__What needs to be done__
Whenever a line below includes the string "port", show it.

__Data supplied__

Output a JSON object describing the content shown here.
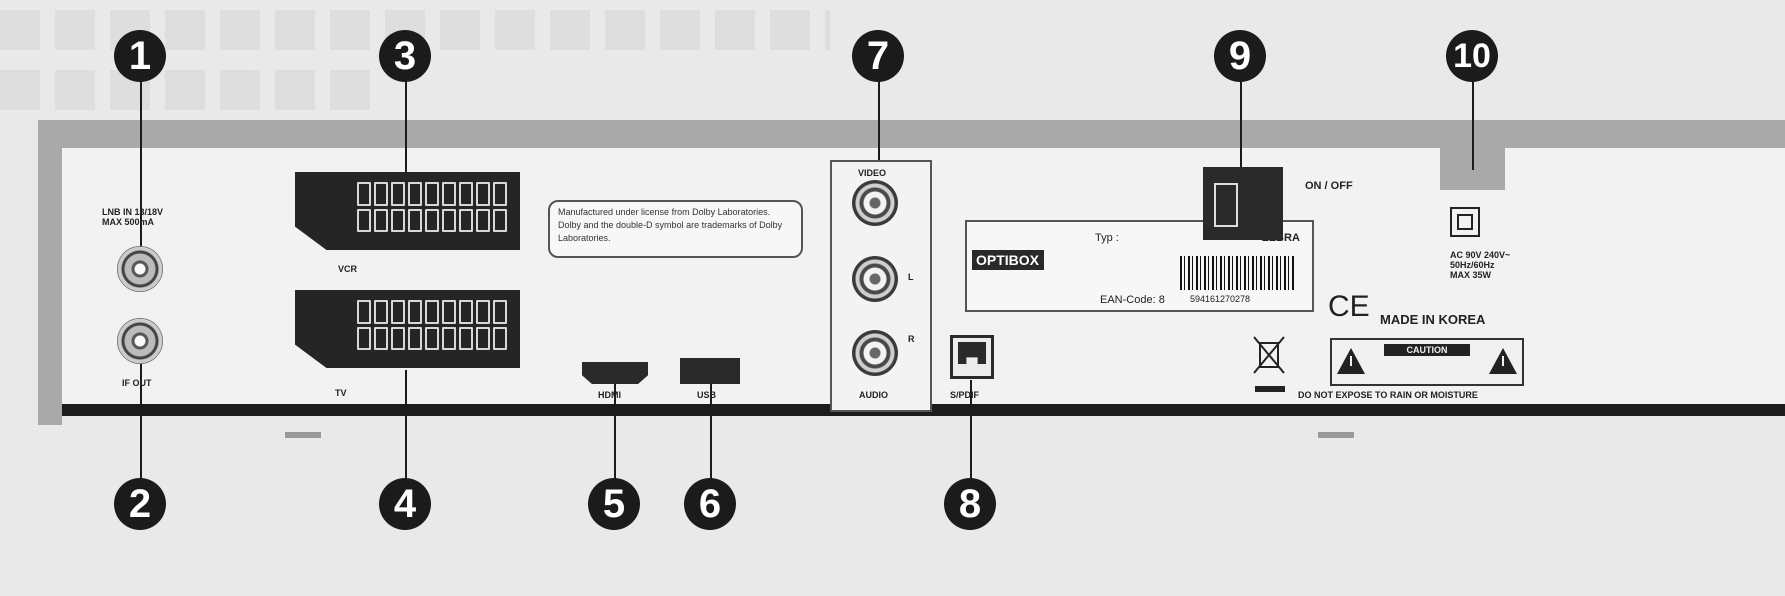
{
  "callouts": [
    "1",
    "2",
    "3",
    "4",
    "5",
    "6",
    "7",
    "8",
    "9",
    "10"
  ],
  "connectors": {
    "lnb_in": "LNB IN 13/18V\nMAX 500mA",
    "if_out": "IF OUT",
    "vcr": "VCR",
    "tv": "TV",
    "hdmi": "HDMI",
    "usb": "USB",
    "video": "VIDEO",
    "audio_l": "L",
    "audio_r": "R",
    "audio": "AUDIO",
    "spdif": "S/PDIF",
    "on_off": "ON / OFF"
  },
  "notice": "Manufactured under license from Dolby Laboratories. Dolby and the double-D symbol are trademarks of Dolby Laboratories.",
  "type_label": {
    "brand": "OPTIBOX",
    "typ_label": "Typ :",
    "typ_value": "ZEBRA",
    "ean_label": "EAN-Code: 8",
    "ean_value": "594161270278"
  },
  "power_rating": "AC 90V 240V~\n50Hz/60Hz\nMAX 35W",
  "ce_mark": "CE",
  "made_in": "MADE IN KOREA",
  "caution": "CAUTION",
  "warning": "DO NOT EXPOSE TO RAIN OR MOISTURE",
  "icons": [
    "power-class-icon",
    "weee-bin-icon",
    "warning-triangle-icon",
    "scart-connector-icon",
    "rca-connector-icon",
    "coax-connector-icon",
    "hdmi-port-icon",
    "usb-port-icon",
    "optical-port-icon",
    "rocker-switch-icon"
  ]
}
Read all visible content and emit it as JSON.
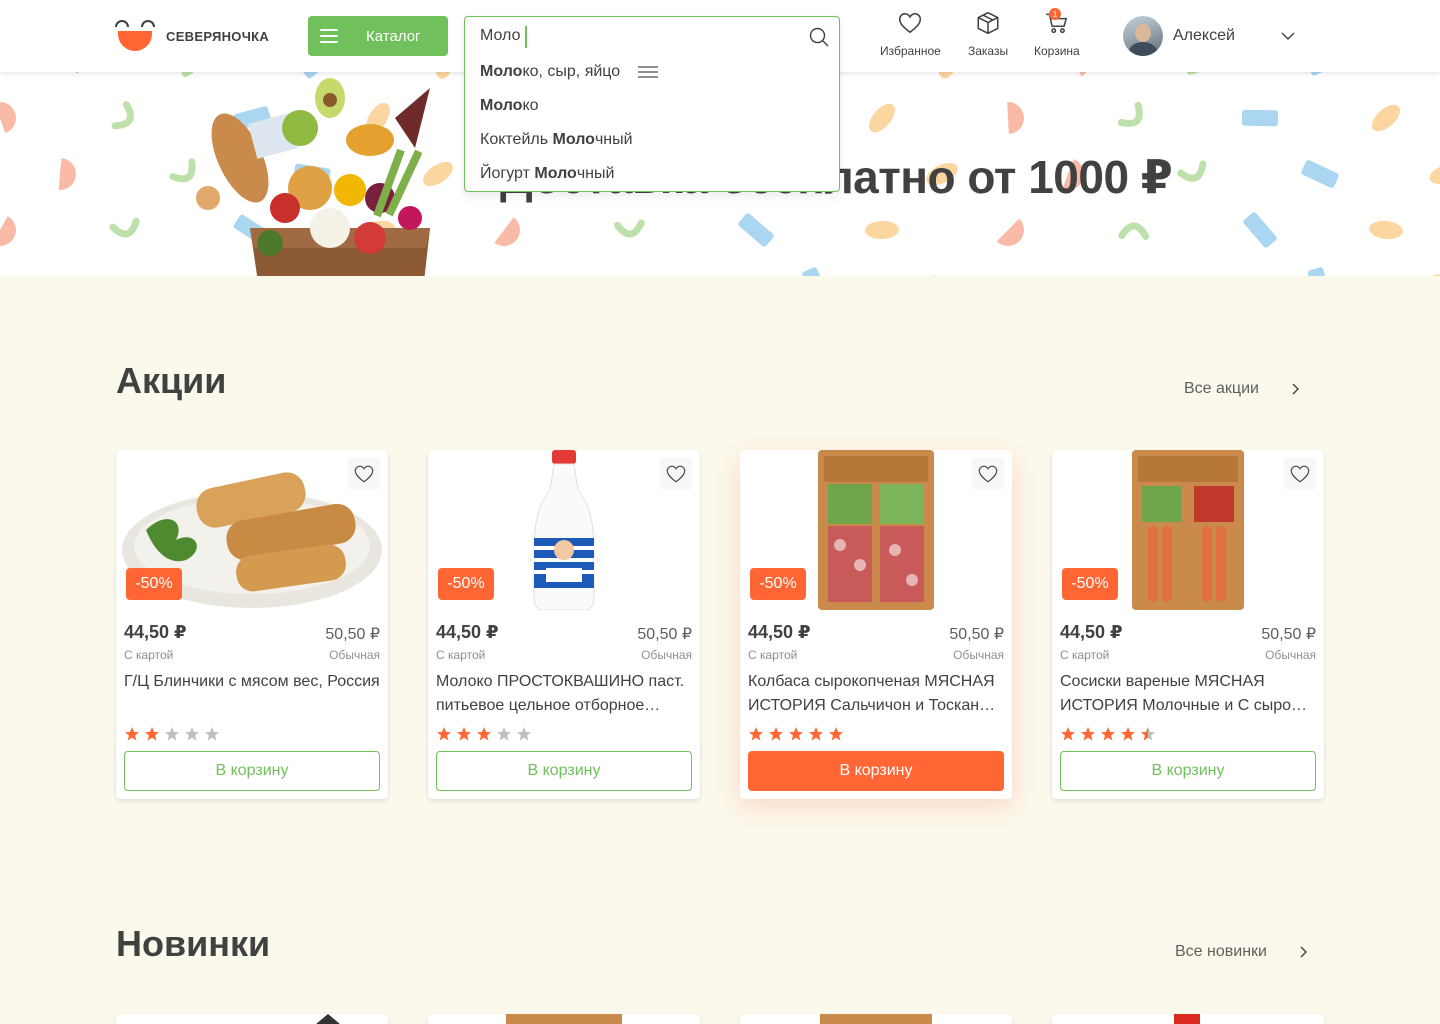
{
  "header": {
    "logo_text": "СЕВЕРЯНОЧКА",
    "catalog_label": "Каталог",
    "search": {
      "value": "Моло",
      "suggestions": [
        {
          "bold": "Моло",
          "rest": "ко, сыр, яйцо"
        },
        {
          "bold": "Моло",
          "rest": "ко"
        },
        {
          "pre": "Коктейль ",
          "bold": "Моло",
          "rest": "чный"
        },
        {
          "pre": "Йогурт ",
          "bold": "Моло",
          "rest": "чный"
        }
      ]
    },
    "nav": {
      "favorites": "Избранное",
      "orders": "Заказы",
      "cart": "Корзина",
      "cart_count": "1"
    },
    "user_name": "Алексей"
  },
  "banner": {
    "title": "Доставка бесплатно от 1000 ₽"
  },
  "sections": {
    "promo_title": "Акции",
    "promo_link": "Все акции",
    "new_title": "Новинки",
    "new_link": "Все новинки"
  },
  "products": [
    {
      "discount": "-50%",
      "price_card": "44,50 ₽",
      "price_regular": "50,50 ₽",
      "label_card": "С картой",
      "label_regular": "Обычная",
      "title": "Г/Ц Блинчики с мясом вес, Россия",
      "rating": 2,
      "button": "В корзину",
      "image": "pancakes"
    },
    {
      "discount": "-50%",
      "price_card": "44,50 ₽",
      "price_regular": "50,50 ₽",
      "label_card": "С картой",
      "label_regular": "Обычная",
      "title": "Молоко ПРОСТОКВАШИНО паст. питьевое цельное отборное…",
      "rating": 3,
      "button": "В корзину",
      "image": "milk-bottle"
    },
    {
      "discount": "-50%",
      "price_card": "44,50 ₽",
      "price_regular": "50,50 ₽",
      "label_card": "С картой",
      "label_regular": "Обычная",
      "title": "Колбаса сырокопченая МЯСНАЯ ИСТОРИЯ Сальчичон и Тоскан…",
      "rating": 5,
      "button": "В корзину",
      "image": "sausage-pack"
    },
    {
      "discount": "-50%",
      "price_card": "44,50 ₽",
      "price_regular": "50,50 ₽",
      "label_card": "С картой",
      "label_regular": "Обычная",
      "title": "Сосиски вареные МЯСНАЯ ИСТОРИЯ Молочные и С сыро…",
      "rating": 4.5,
      "button": "В корзину",
      "image": "frankfurters-pack"
    }
  ],
  "colors": {
    "accent": "#FF6633",
    "primary": "#70C05B",
    "text": "#414141",
    "star_empty": "#BFBFBF",
    "page_bg": "#FBF8EC"
  }
}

__Solution for this exercise__
    "hdmi-port-icon",
    "usb-port-icon",
    "optical-port-icon",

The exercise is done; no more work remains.